Another of Penn's 75 sub-categories is 'Impressionable Elites', the chatterers and professionals who, he says, are so comfortable and affluent that, ironically, they are much more interested in personality, soap opera and gossip than in substantial policy debate. 'The so-called herd in America is better educated and more issue-focused than ever,' he says. `Today's elites are like perpetual college students, far removed from the experiences and struggles shaping everyday American life. And so it is a lot easier to spin America's elites than it is to spin the voters.'
This subverts one of the core assumptions about politics since the end of the Cold War, namely that personality, performance and the megawatt smile are the keys to winning power. We supposedly vote for those we would like to be friends with. Nonsense, says Penn. 'I think "buddy potential" is way overrated. It's not who you want to have a beer with, it's who you want to have as president or prime minister Again, the Margaret Thatcher experience here showed pretty clearly how the Conservative party did so much better with strength and leadership. I think in the US people realise increasingly that running for president is not an American Idol-like contest, especially with the war and the global economy.' For which read: Barack Obama may have stormed on to the scene as a darling of the gullible elites — 'I think he has a number of issues that are related around experience' — but the electorate care about issues and will end up voting for Hillary.

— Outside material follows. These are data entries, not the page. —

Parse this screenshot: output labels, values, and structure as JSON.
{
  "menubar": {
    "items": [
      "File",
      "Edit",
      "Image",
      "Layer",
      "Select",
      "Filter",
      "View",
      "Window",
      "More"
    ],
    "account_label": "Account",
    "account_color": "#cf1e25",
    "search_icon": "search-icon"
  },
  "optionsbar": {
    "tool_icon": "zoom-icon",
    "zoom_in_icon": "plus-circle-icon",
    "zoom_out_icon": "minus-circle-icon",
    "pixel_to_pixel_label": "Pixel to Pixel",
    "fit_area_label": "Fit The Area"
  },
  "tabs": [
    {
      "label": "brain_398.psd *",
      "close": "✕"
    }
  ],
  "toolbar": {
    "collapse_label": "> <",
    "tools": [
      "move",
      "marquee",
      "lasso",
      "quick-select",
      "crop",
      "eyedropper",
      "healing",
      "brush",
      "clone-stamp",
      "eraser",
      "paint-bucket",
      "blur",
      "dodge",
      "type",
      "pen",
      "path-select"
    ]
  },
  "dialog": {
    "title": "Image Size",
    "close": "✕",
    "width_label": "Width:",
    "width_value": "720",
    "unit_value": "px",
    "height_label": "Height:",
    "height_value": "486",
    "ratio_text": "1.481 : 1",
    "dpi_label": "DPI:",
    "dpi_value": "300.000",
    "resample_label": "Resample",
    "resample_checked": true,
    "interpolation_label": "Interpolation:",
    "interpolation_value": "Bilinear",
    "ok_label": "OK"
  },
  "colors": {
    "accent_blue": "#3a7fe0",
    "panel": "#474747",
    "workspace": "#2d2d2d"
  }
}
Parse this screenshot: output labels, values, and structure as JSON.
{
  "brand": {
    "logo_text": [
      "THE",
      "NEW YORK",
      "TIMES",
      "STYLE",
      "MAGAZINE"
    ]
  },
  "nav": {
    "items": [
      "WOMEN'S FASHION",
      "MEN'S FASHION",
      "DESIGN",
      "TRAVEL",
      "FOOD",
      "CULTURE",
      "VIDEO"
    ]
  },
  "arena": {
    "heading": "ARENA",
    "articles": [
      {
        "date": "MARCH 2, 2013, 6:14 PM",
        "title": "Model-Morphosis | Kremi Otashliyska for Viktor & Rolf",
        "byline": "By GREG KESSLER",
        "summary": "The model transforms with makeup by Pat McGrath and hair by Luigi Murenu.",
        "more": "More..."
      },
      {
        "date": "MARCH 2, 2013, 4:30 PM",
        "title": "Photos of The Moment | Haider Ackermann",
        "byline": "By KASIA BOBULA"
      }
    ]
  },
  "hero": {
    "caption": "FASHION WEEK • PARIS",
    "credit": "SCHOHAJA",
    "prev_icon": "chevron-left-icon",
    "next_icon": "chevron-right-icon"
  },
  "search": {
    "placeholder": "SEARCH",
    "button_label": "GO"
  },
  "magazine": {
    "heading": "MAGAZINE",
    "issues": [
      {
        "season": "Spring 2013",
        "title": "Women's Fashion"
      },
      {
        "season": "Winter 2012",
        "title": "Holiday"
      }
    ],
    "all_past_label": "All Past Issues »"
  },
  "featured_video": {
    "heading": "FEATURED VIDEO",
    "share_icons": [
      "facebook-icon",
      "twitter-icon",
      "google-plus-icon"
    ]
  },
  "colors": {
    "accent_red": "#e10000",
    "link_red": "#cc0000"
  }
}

On the eve of Labour's conference, Penn says that Gordon Brown's impact as PM and his defiance of expectations has been an object lesson in how 'Impressionable Elites' misread the public's true preoccupations. 'He is seen as more of a champion of things [the voters] are really interested in,' the pollster continues — with the corollary that, in Penn's view, David Cameron has made a strategic error in investing so heavily in 'buddy potential'.
What links Gordon and Hillary, he suggests, is that you need to have been round the block a few times to be a true change-maker. A fresh face is not to be confused with a guarantee of innovation. It is the most fabulously cheeky political maxim: to bring about the new, it helps to be old.
'What we have tried to do is make sure people understand that you need experience to bring about change. You have got the House of Commons and the House of Lords, and we have got two Houses in Congress. There is no magic end run to the systems that exists, you have to be able to work efficiently in them. Senator Clinton pointed out that presidents like Lyndon Johnson got Medicare and Franklin Roosevelt got Social Security — getting something big like universal healthcare in America is going to take that kind of experience.' Gordon could not have put it better himself.
So what about this time? Will Penn be helping Labour try to win a fourth term? The PM's friendship with another US pollster, Bob Shrum, is well-known, and Shrum is expected to play a significant role in the general election. But does Penn keep in touch with his fellow warriors from the 2005 campaign?
'I do, but not on this trip.' He reconsiders. 'Actually, I have a dinner tonight, and there may be some there.'
A-ha. So: has he been chatting with Gordon's gang about what help he might give next time round? Penn pauses and answers with a cryptic smile. 'Things have been going well so far.' For once, this garrulous sage keeps his analysis to himself.
Mark Penn will be talking about Microtrends, chaired by Matthew d'Ancona, on Thursday 4 October; 6:30-8:00 p.m., The Ideas Space, Policy Exchange, Clutha House, 10 Storey's Gate, London SW1P 3AY Tickets £10. Tel: 020 7636 1577.